Hope you’ve all had a great Christmas. This morning to pass the time with no public transport running around here, nothing open, the weather dull, dreary and pretty uninviting and no way of getting anywhere interesting I thought I’d do a very lazy and simple macro shot of my new watch. Thing of beauty as it is it’s the only thing I can do with the watch as it needs quite a few links removed as I don’t have wrists like an Olympic weight lifter and, anyway, there’s no jewellers open in the foreseeable future until we come out of lockdown again. whenever that might be. I decided not to use my normal macro setup and just pop my Sigma ART 60mm lens, a very affordable and very sharp lens, plus Olympus M-CON macro converter on my Olympus E-PL5, stick it on a tripod with a self-timer and light it with an overhead LED light, it doesn’t get much more simple than that.

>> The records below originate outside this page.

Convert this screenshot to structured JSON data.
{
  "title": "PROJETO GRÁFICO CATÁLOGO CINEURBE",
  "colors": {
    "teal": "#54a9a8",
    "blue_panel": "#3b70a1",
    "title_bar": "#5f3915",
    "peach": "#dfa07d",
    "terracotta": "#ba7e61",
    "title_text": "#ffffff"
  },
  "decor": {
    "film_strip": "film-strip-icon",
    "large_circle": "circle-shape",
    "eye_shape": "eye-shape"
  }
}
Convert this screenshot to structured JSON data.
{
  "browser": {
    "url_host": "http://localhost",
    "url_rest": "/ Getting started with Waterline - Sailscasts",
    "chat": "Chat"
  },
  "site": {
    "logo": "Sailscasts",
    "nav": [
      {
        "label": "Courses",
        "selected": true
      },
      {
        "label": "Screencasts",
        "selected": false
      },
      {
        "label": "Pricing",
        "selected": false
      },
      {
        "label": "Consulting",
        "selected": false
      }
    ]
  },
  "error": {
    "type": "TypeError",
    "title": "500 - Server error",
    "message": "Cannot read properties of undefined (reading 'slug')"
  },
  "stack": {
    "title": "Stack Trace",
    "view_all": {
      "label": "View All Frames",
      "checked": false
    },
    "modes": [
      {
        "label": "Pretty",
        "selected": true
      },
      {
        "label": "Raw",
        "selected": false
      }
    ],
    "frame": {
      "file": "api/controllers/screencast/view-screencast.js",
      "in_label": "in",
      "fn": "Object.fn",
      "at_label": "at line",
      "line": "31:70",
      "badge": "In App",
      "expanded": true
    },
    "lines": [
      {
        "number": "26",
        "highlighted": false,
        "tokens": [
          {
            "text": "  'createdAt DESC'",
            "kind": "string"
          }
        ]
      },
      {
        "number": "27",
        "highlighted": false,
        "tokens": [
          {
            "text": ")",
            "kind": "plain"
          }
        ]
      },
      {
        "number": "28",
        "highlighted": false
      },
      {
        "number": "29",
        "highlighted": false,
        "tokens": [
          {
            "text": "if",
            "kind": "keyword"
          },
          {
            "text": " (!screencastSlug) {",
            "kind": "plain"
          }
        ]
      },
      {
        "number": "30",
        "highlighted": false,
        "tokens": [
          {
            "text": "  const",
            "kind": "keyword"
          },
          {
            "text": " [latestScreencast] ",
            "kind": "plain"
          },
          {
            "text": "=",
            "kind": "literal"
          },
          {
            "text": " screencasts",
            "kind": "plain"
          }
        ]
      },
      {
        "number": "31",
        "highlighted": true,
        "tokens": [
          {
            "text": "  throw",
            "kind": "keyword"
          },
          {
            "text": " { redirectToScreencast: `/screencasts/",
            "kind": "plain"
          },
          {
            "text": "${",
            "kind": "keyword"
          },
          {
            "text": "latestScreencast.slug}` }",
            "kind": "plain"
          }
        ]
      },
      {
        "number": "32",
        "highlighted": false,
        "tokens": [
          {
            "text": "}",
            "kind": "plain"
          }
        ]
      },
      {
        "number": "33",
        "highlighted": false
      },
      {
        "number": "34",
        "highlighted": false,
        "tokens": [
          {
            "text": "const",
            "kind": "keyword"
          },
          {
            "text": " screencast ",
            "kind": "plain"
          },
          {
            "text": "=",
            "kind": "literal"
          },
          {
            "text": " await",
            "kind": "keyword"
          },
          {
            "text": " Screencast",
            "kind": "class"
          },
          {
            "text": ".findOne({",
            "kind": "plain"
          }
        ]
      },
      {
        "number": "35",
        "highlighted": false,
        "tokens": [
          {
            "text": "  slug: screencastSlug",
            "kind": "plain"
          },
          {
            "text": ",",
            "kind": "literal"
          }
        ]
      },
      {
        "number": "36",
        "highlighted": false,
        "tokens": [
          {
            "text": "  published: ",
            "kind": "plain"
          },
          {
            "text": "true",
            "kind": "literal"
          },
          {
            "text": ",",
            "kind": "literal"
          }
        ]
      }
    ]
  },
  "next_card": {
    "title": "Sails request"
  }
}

No focus stacking, just a plain and simple macro shot. Macro doesn’t have to be expensive. It’s like any other form of photography it can be (become) 🙂 as expensive and technical as you want to make it.
I share his thinking on size, weight and the difference between expensive, faster, and by definition, heavy, lenses and their more affordable counterparts as well as photographic philosophy. I own quite a few of the small lenses that he features in the video (Panasonic Lumix, 12-32mm and 20mm 1.7, Olympus 17mm 1.8, 25mm 1.8 and 45mm 1.8) and they’re all extremely good as is the Lumix 14mm 2.5, another great little pancake lens. Another bonus I should perhaps mention is that the 14mm, 17mm, 20mm and 25mm all have a 46mm filter thread and the 12-32 and 45mm have a 37mm filter thread so it’s economical on filters and interchangeability.
I might be able to get out today if our online shopping turns up early. It’s nice and sunny outside and I’m setting myself a bit of a challenge to only use my Olympus 9mm and 15mm body cap lenses which, given good light are capable of good results, on my diminutive EPL-5 camera. This is a very fun, compact and lightweight combination. I’ll take my TG-5 as an all weather backup in case the weather takes a turn for the worse and yes I do like red/black and silver . As my shoulder and neck are quite painful I’m not even taking a camera bag they can go in my jacket pockets.
Recently I’ve watched excellent videos by Olympus visionaries Robin Wong and Jimmy Cheng and also Rob Trek and I’ve found myself in complete agreement with the points that they make. I’ve been asked quite a few times about what cameras and lenses I would recommend and “what’s the best camera” as if there is such a thing as best. I’ve never owned a camera (and I’ve owned quite a few over the years) 🙂 that has revolutionised my approach to photography. It’s an impossible question to answer as just about any modern camera and lenses are more than capable of producing technically great results, the camera doesn’t choose the subject or frame the shot!. What it is about is composition, taking time to master basic techniques, developing an eye for a shot and one’s imagination, that’s it, plain and simple. The only thing that I will say is that my preference for lightweight, portable gear has greatly increased my ability to get to where I’m going and walk around for longer and thus get more shots to work with , the bottom line is that the camera is only a tool, simply a means to an end.